From the moment a stroke occurs, neuroplasticity is heightened, readying the brain for repair. However, says new Johns Hopkins Department of Physical Medicine and Rehabilitation faculty member Preeti Raghavan, traditional stroke care often doesn’t capitalize on this critical period.
“At most institutions, stroke care is extremely siloed. Neurologists care for patients in the immediate aftermath of stroke, and physiatrists and therapists come in later for rehabilitation,” she says. “It’s a wasted opportunity to significantly improve patient outcomes.”
Acting on this opportunity is an important goal within Johns Hopkins’ new Sheikh Khalifa Stroke Institute, says Raghavan, who is the institute’s director for recovery and rehabilitation. Established by a $50 million gift from the United Arab Emirates (UAE) in early 2018, the institute was named in honor of UAE President Sheikh Khalifa bin Zayed Al Nahyan, who suffered a stroke in 2014. It will include a state-of-the-art facility in Baltimore and will partner with others in Abu Dhabi to build a stroke care organization.
The care delivered at the institute is markedly different from that conventionally delivered to stroke patients, explains Johns Hopkins physiatrist April Pruski, who serves patients at The Johns Hopkins Hospital’s brain rescue unit. One major distinction is the strong collaboration between neurologists and rehabilitation specialists as soon as patients are admitted, a model that’s unique globally.
Patients start rehabilitation in the brain rescue unit within a day of their stroke, Pruski says, instead of waiting until later in their hospital stay to be evaluated for future rehabilitation often delivered elsewhere. The therapy they receive is comprehensive and intensive, with up to six sessions a day including physical, occupational and speech therapy.

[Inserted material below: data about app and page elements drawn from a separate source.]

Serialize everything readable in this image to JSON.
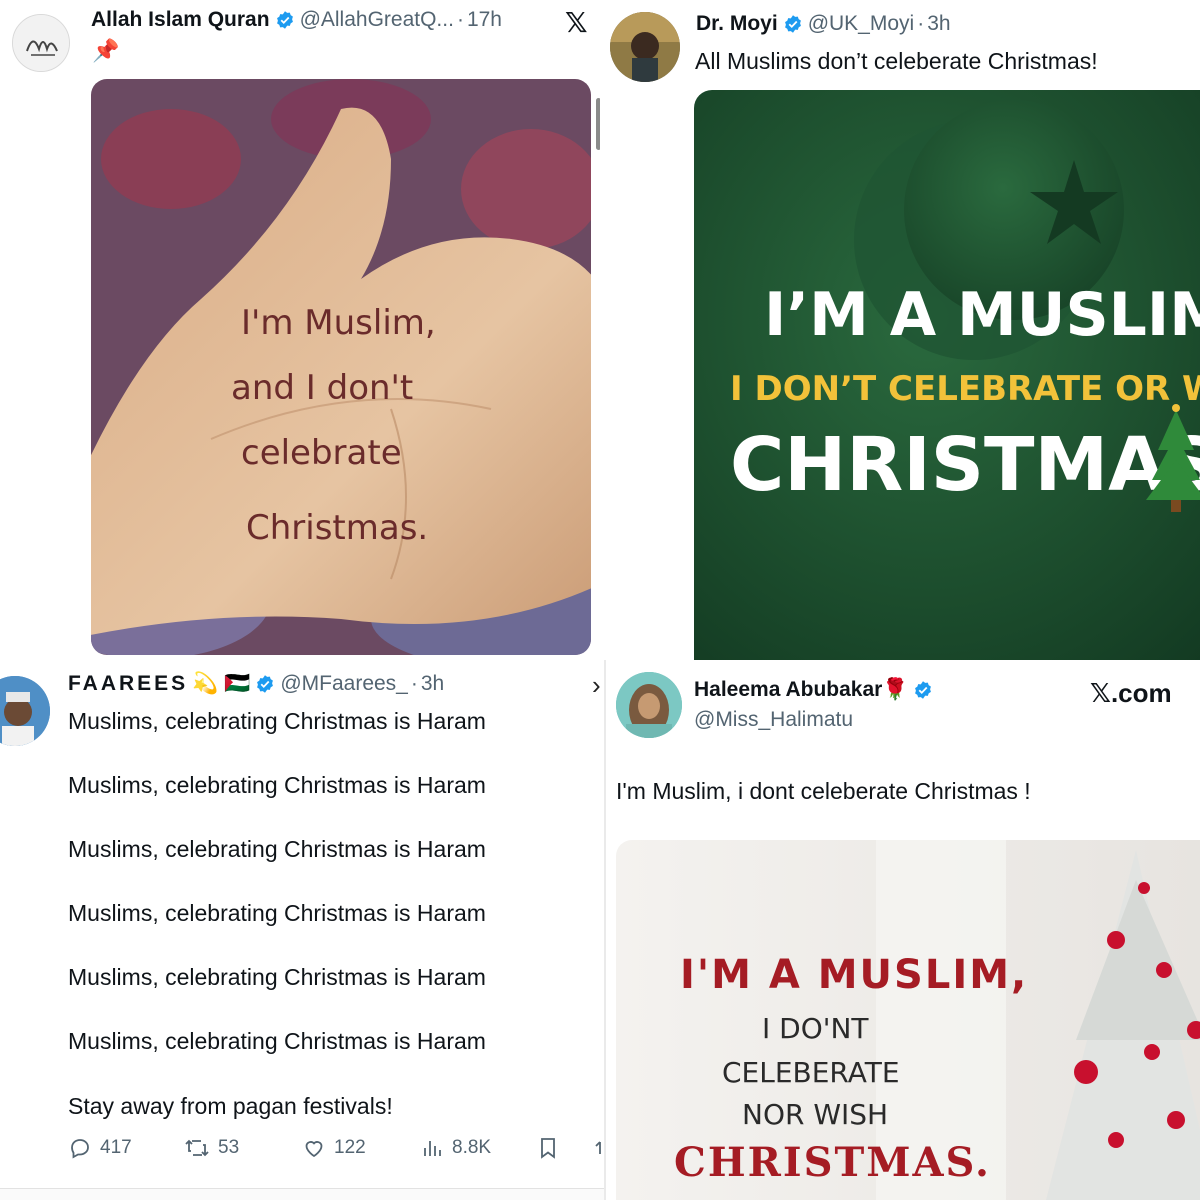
{
  "tweets": {
    "t1": {
      "name": "Allah Islam Quran",
      "handle": "@AllahGreatQ...",
      "time": "17h",
      "pin_emoji": "📌",
      "x_logo": "𝕏",
      "image_text": [
        "I'm Muslim,",
        "and I don't",
        "celebrate",
        "Christmas."
      ]
    },
    "t2": {
      "name": "Dr. Moyi",
      "handle": "@UK_Moyi",
      "time": "3h",
      "text": "All Muslims don’t celeberate Christmas!",
      "image_text": {
        "line1": "I’M A MUSLIM -",
        "line2": "I DON’T CELEBRATE OR WIS",
        "line3": "CHRISTMAS"
      }
    },
    "t3": {
      "name": "FAAREES",
      "name_emojis": "💫 🇵🇸",
      "handle": "@MFaarees_",
      "time": "3h",
      "lines": [
        "Muslims, celebrating Christmas is Haram",
        "Muslims, celebrating Christmas is Haram",
        "Muslims, celebrating Christmas is Haram",
        "Muslims, celebrating Christmas is Haram",
        "Muslims, celebrating Christmas is Haram",
        "Muslims, celebrating Christmas is Haram",
        "Stay away from pagan festivals!"
      ],
      "actions": {
        "replies": "417",
        "reposts": "53",
        "likes": "122",
        "views": "8.8K"
      },
      "more_chevron": "›"
    },
    "t4": {
      "name": "Haleema Abubakar",
      "name_emoji": "🌹",
      "handle": "@Miss_Halimatu",
      "site": "𝕏.com",
      "text": "I'm Muslim, i dont celeberate Christmas !",
      "image_text": {
        "line1": "I'M A MUSLIM,",
        "line2": "I DO'NT",
        "line3": "CELEBERATE",
        "line4": "NOR WISH",
        "line5": "CHRISTMAS."
      }
    }
  },
  "colors": {
    "verified_blue": "#1d9bf0",
    "text_primary": "#0f1419",
    "text_secondary": "#536471",
    "green_bg": "#1d4a2c",
    "gold_text": "#f2c23a",
    "red_text": "#a51c24"
  }
}
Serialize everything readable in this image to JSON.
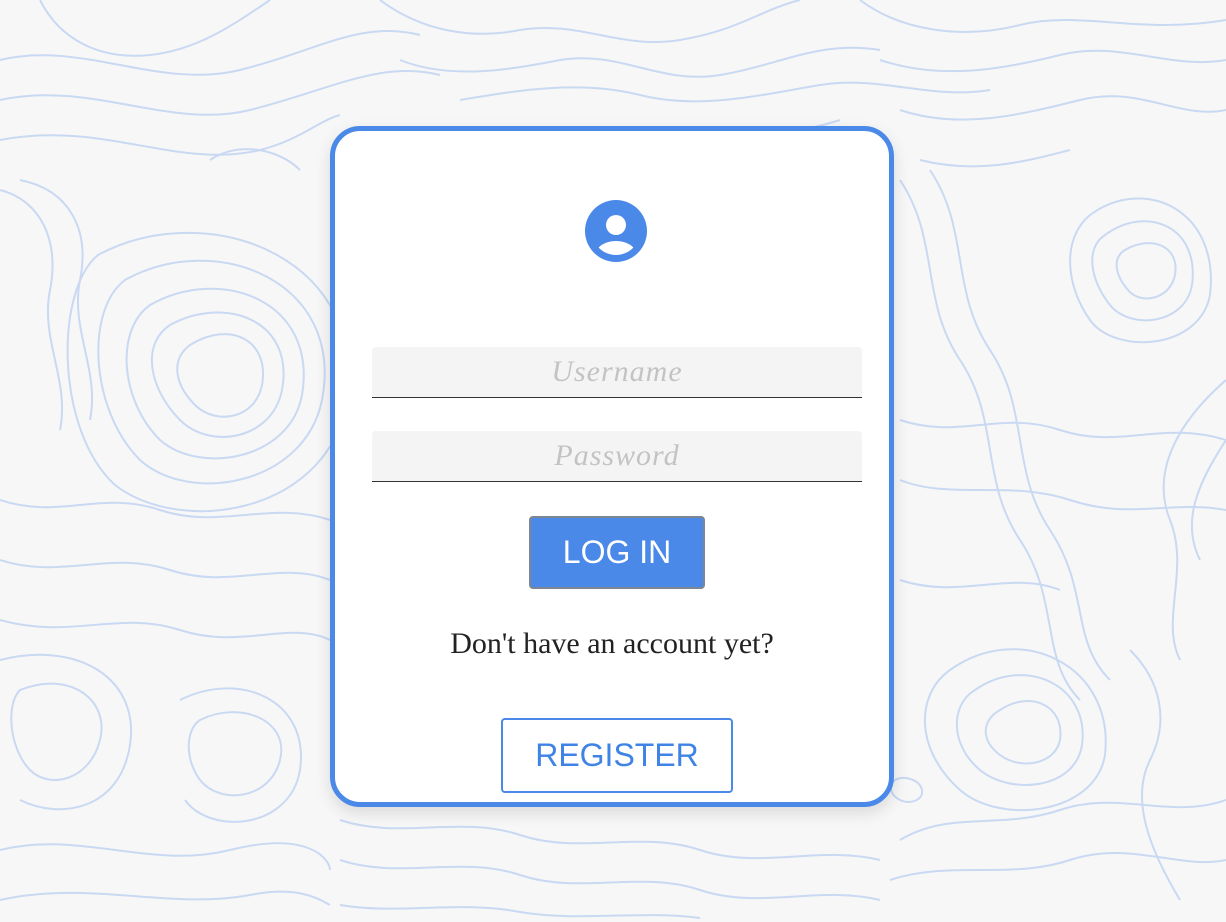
{
  "login_form": {
    "username_placeholder": "Username",
    "password_placeholder": "Password",
    "login_label": "LOG IN",
    "register_prompt": "Don't have an account yet?",
    "register_label": "REGISTER"
  },
  "icons": {
    "avatar": "user-circle-icon",
    "background": "topographic-pattern"
  },
  "colors": {
    "accent": "#4a89e8",
    "background": "#f7f7f8",
    "card": "#ffffff",
    "contour_lines": "#c9d9f2"
  }
}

The information exchange between neurologists and physiatrists, through rounding together and daily meetings, can change the course of care. For example, Pruski says, she’ll often make suggestions that aren’t typically part of the neurology toolbox but that could optimize rehabilitation efforts, such as brain breaks to help patients tolerate therapy better, early neurostimulant prescriptions for patients with cognitive and attention problems, and toileting schedules for those with bowel and bladder issues.
“It’s a holistic approach for the patient that has two teams viewing problems from different angles,” Pruski explains.
This comprehensive strategy doesn’t end when patients leave the hospital, says Raghavan. “Traditional care loses many stroke rehabilitation patients to lack of follow-up,” she explains. “But the institute follows patients through the continuum, from inpatient rehab, to outpatient rehab, then caring for themselves at home and reintegrating into the community.”
Another goal of the center is improving care through research and education, Raghavan adds. Through collaborations between the institute’s two centers, providers are collecting a wealth of information about patients to determine how interventions affect outcome measures. They’re also working together to establish best practices that providers in both locations can learn.
“We’re working to get patients back to activities they love, whether it’s work, an exercise regimen or holding their grandchildren,” Pruski says. “We’re helping them become as functional as possible and lead their most meaningful lives.”